── LISTED RECORDS

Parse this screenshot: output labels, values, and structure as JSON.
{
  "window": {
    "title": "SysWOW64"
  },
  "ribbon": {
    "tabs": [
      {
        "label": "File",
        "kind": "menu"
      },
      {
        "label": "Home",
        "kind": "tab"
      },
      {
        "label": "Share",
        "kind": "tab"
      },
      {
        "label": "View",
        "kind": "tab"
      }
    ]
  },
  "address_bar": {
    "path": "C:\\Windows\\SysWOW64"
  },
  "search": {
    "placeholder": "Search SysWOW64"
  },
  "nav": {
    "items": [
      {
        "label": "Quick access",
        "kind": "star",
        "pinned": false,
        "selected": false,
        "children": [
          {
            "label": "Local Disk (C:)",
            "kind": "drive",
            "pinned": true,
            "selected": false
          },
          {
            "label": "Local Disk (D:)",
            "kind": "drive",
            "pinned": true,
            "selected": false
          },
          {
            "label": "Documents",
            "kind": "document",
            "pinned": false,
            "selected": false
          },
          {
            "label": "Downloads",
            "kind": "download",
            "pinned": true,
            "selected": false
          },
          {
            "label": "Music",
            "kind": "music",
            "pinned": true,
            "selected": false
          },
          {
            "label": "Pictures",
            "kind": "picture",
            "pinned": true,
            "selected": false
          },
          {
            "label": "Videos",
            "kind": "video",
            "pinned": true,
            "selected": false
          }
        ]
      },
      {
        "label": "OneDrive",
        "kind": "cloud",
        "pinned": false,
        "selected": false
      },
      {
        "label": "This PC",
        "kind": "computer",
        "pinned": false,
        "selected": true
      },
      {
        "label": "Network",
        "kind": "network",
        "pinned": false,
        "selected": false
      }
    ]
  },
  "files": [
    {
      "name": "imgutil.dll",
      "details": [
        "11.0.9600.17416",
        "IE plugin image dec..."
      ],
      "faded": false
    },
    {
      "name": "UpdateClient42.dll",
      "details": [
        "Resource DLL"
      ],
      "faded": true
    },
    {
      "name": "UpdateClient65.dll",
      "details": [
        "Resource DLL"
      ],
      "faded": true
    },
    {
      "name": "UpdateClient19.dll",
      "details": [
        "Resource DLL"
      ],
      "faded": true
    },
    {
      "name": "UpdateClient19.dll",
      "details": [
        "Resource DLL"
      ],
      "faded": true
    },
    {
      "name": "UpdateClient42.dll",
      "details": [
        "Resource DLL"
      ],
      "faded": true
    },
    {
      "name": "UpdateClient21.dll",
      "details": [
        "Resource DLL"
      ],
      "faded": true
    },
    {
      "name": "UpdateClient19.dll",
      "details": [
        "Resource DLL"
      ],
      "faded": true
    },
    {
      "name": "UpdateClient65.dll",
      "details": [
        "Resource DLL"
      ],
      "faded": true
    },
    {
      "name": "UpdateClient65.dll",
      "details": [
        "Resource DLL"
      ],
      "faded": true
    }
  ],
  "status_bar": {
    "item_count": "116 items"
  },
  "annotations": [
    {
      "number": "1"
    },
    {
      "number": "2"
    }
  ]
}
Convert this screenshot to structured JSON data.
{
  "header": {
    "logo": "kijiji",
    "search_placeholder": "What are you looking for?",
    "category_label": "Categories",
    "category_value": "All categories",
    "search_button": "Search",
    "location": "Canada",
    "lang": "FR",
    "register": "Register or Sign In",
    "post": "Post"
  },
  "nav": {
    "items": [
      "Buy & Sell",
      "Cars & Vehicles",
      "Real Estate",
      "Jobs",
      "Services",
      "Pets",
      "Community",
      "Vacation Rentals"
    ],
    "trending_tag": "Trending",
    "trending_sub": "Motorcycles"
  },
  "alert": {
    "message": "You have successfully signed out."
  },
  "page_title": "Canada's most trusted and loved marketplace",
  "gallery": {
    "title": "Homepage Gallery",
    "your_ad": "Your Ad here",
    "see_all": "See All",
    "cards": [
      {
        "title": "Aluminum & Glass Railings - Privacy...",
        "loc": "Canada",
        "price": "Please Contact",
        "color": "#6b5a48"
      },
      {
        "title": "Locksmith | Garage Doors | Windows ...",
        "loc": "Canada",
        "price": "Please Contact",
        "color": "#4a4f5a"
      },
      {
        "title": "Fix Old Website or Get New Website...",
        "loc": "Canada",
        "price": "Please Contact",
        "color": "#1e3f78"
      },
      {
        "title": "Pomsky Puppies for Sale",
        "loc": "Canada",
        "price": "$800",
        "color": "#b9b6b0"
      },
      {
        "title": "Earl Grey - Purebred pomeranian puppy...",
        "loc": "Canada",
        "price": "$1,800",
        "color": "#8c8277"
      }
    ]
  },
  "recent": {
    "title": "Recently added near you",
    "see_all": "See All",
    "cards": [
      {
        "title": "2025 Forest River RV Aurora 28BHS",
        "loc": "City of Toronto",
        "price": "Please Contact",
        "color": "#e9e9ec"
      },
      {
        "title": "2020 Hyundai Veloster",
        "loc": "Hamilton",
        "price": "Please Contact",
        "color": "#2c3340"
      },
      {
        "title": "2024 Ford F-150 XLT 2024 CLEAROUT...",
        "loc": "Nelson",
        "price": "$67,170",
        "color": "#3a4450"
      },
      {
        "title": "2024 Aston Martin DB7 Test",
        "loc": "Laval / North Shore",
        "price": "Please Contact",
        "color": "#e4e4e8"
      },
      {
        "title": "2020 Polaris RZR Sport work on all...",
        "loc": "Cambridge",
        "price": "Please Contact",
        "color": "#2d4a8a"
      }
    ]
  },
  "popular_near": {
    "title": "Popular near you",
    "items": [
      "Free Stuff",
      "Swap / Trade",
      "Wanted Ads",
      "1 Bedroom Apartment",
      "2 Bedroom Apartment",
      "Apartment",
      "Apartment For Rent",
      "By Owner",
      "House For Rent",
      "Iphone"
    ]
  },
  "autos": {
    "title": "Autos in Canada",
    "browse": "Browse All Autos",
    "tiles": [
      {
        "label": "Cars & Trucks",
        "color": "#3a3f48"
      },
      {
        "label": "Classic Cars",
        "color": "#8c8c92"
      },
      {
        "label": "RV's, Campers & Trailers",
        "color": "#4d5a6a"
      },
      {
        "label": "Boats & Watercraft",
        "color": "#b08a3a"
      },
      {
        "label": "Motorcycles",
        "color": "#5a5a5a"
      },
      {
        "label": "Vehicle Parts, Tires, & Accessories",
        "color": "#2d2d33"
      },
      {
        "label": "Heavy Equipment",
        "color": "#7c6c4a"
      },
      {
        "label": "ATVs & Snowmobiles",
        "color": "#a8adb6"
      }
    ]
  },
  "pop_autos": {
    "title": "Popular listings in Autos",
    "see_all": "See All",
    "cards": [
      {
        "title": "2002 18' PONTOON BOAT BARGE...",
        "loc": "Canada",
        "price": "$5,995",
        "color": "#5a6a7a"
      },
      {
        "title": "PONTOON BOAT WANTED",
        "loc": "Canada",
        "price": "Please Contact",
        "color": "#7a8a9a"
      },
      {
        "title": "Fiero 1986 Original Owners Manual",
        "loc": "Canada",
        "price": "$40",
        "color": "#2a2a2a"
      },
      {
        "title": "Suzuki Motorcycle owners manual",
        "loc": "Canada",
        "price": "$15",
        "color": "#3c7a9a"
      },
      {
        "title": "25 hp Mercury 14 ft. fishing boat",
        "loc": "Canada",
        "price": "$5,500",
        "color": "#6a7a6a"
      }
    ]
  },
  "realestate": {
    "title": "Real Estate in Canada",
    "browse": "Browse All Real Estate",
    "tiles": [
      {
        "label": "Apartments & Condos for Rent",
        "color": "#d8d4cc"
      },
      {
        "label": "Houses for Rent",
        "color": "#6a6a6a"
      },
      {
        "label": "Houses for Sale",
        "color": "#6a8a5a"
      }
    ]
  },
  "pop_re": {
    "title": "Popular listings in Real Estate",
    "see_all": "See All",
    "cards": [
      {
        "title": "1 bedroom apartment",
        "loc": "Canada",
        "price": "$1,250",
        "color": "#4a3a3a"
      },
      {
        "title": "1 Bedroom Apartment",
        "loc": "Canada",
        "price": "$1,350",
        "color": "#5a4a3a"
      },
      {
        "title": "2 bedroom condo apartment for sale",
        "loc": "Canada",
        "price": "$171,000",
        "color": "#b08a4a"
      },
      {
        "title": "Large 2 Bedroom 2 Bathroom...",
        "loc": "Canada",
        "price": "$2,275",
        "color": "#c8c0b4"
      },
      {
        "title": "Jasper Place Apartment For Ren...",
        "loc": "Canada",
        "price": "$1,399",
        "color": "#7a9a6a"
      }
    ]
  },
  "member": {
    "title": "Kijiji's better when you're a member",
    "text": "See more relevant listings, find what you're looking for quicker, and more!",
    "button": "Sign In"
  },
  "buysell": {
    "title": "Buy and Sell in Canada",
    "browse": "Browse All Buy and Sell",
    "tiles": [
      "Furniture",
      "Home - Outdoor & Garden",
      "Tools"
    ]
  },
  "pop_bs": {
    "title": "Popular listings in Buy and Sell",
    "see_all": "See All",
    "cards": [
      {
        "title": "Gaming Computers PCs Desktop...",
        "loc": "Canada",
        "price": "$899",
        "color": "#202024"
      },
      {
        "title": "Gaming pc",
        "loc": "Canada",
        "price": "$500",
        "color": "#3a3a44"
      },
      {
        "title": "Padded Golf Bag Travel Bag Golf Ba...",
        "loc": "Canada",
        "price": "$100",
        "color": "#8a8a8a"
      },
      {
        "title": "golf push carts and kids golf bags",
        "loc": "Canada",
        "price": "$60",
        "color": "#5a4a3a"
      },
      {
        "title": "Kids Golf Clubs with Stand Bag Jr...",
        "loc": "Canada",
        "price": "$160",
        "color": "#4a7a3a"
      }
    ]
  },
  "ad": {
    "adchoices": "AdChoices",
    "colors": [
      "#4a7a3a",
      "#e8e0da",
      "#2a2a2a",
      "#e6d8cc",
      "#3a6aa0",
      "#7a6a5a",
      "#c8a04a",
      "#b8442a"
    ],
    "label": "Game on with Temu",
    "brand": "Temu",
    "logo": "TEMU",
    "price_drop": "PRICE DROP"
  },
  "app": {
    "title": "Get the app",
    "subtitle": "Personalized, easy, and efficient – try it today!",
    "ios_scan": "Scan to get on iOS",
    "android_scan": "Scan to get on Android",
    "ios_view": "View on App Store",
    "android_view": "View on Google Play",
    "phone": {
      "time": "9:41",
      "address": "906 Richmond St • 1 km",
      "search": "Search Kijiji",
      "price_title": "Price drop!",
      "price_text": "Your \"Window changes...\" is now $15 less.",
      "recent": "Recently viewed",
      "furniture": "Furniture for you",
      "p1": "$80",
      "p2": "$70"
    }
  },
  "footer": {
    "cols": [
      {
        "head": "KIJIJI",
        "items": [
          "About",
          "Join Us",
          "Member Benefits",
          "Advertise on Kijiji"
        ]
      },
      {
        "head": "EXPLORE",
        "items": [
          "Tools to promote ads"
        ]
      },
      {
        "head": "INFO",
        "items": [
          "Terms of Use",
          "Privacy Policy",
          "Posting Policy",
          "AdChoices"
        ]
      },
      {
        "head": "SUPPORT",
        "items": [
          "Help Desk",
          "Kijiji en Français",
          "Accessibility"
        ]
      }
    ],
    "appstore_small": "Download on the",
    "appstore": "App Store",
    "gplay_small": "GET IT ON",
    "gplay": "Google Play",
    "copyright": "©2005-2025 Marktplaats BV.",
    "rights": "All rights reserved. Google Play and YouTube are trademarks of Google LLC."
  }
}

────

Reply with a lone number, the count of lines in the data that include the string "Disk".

= ANSWER TO THIS PROBLEM =
2